The Korean Society of Boston

The number of Korean immigrants to the United States grew noticeably after the Korean War armistice in 1953, due in part to various scholarships granted by American missionaries and other institutions to promising students from South Korea. For example, in 1956 Boston University established a scholarship for Korean students in honor of the alumnus and ambassador to the United States, Dr. Yang Yuchan.[1] The development of the Korean intellectual community in the Boston area in the 1950s, however, was largely attributable to Korean graduate students and visiting scholars at the Harvard-Yenching Institute.[2] In 1953, the Yenching Institute—an independent foundation at Harvard University dedicated to promoting higher education in Asian studies—began to offer generous fellowships to post-doctoral scholars from South Korea.

Korean Society of Boston, photo courtesy of the Korean Church of Boston
Korean Society of Boston, photo courtesy of the Korean Church of Boston

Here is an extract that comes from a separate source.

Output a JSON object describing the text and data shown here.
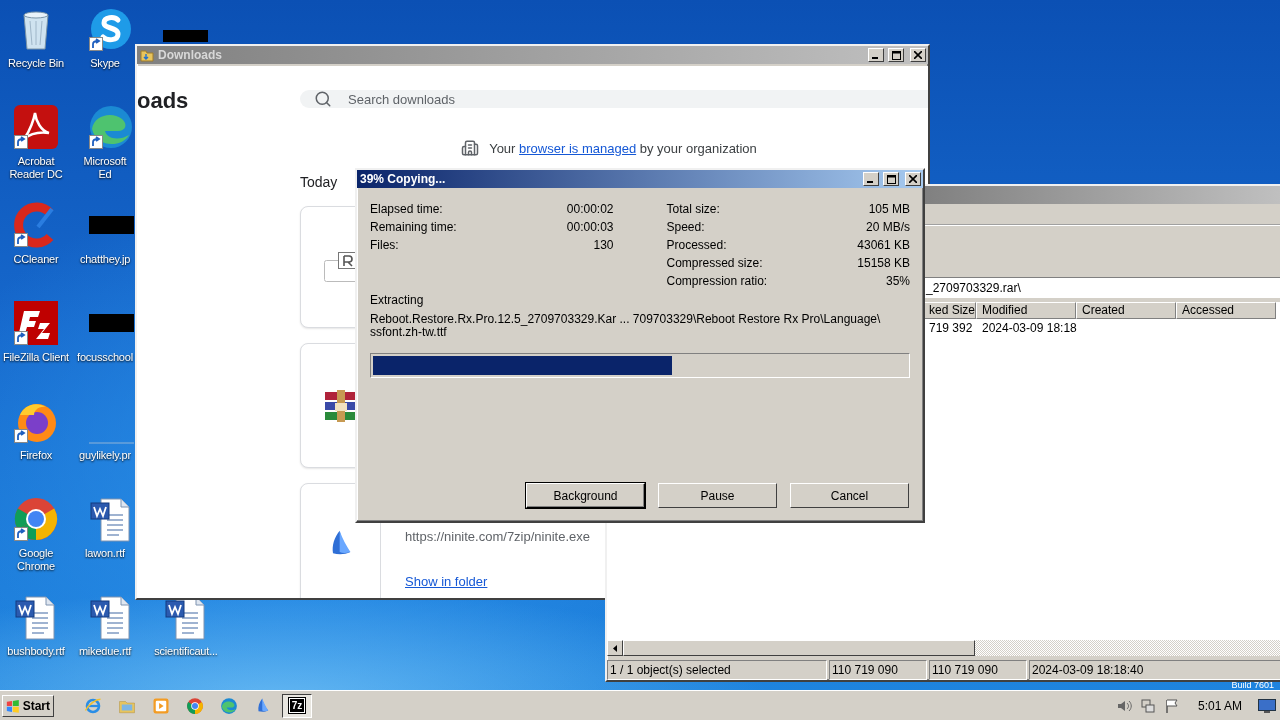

The Korean Society of Boston was established in 1953 by the joint efforts of Dr. Seo Du-su (1907-1994) and Dr. Ko Kwang-lim (1920-1989). At the time, Dr. Seo was a visiting professor at the Harvard-Yenching Institute and Dr. Ko was a doctoral candidate at Harvard Law School. Both men saw a need to form an organization for the Korean diaspora in the Boston area to provide practical and emotional support to Koreans, as well as to build relationships with one another in anticipation of future collaboration as leading intellectuals in the United States. Dr. Seo was elected as the first president and Dr. Ko the vice-president. It is noteworthy that the Korean Society and the first Korean Church of Boston were founded on the same day, Thanksgiving Sunday, 1953.[3] There was a significant overlap of key leaders in these two organizations, illustrating the role of the church as a place of comfort, support, and fellowship for the diaspora community. The Korean Society also worked closely with the Korean Students Association, organized in that same year by Harvard architecture student Cho Jaryong.[4]

Dr. Ko recalls some of the crises that affected Koreans living in the Boston area in the 1950s and the need for an organization to support the diaspora community.


Before coming to the Boston area, Dr. Seo had served on the faculty of Seoul National University and Yonsei University in Seoul, Korea, from 1945 through 1949. In 1949, he entered the Ph.D. program in education at Columbia University in New York City. After completing his doctorate in 1952, he moved to Harvard University as Visiting Associate Professor of Korean Studies. He obtained this position with the help of Dr. Ko, then a doctoral candidate at Harvard Law School, who recommended Dr. Seo to Dr. Edwin O. Reischauer, then an acting director of the Harvard-Yenching Institute.[5] As the first professor of Korean Studies at Harvard, he taught Korean language and literature for three years. One of Dr. Seo’s students, Edward Wagner, later founded the Korea Institute at Harvard in 1981.[6]

In 1955, Dr. Seo moved to the University of Washington in Seattle as Professor of Korean Literature.[7] Dr. Ko became the second president of the Korean Society. As a public figure representing the Korean intellectual community in Boston, Dr. Ko openly criticized the Rhee Syngman dictatorship and called for full-fledged democracy in South Korea.[8] His relentless efforts were recognized by South Korean Prime Minister Jang Myeon, who took power after the April 19 Movement in 1960, and Dr. Ko was appointed as Ambassador to the Korean Embassy in Washington, D.C.[9] When Dr. Ko left Massachusetts to begin his diplomatic service in Washington, Kim Seongha was elected the third president of the Korean Society. Interestingly, Kim married the daughter of Dr. Seo, illustrating that professional and personal relationships among these intellectuals were often interlinked.


[1] “Alumni to Fete Ambassador, Establish Korean Scholarship,” Boston University News, February 7, 1956.

[2] New England Centennial Committee of Korean Immigration to the United States, ed. History of Koreans in New England (Seoul: Sonhaksa, 2004), 58.

[3] “History of Korean Society of New England,” Korean Society of New England, (accessed March 25, 2013).

[4] History of Koreans in New England, 286.

[5] Hesung Chun Koh, “East Rock Institute and Harvard Korean Studies Program” (April 17, 2006), (accessed March 25, 2013).

[6] “History of the Korea Institute at Harvard University,” Korea Institute at Harvard University, (accessed March 25, 2013).

[7] “History of the Korea Studies Program at the University of Washington,” Center for Korea Studies of the University of Washington, (accessed March 25, 2013)

[8] Jong-Moo Cho, “Dr. Kwang Lim Koh: Scholar and Community Leader,” The Korea Times, October 6, 2011, (accessed March 25, 2013).

[9] Ibid.

Written by: Daewon Moon

Edited by: Doug Tzan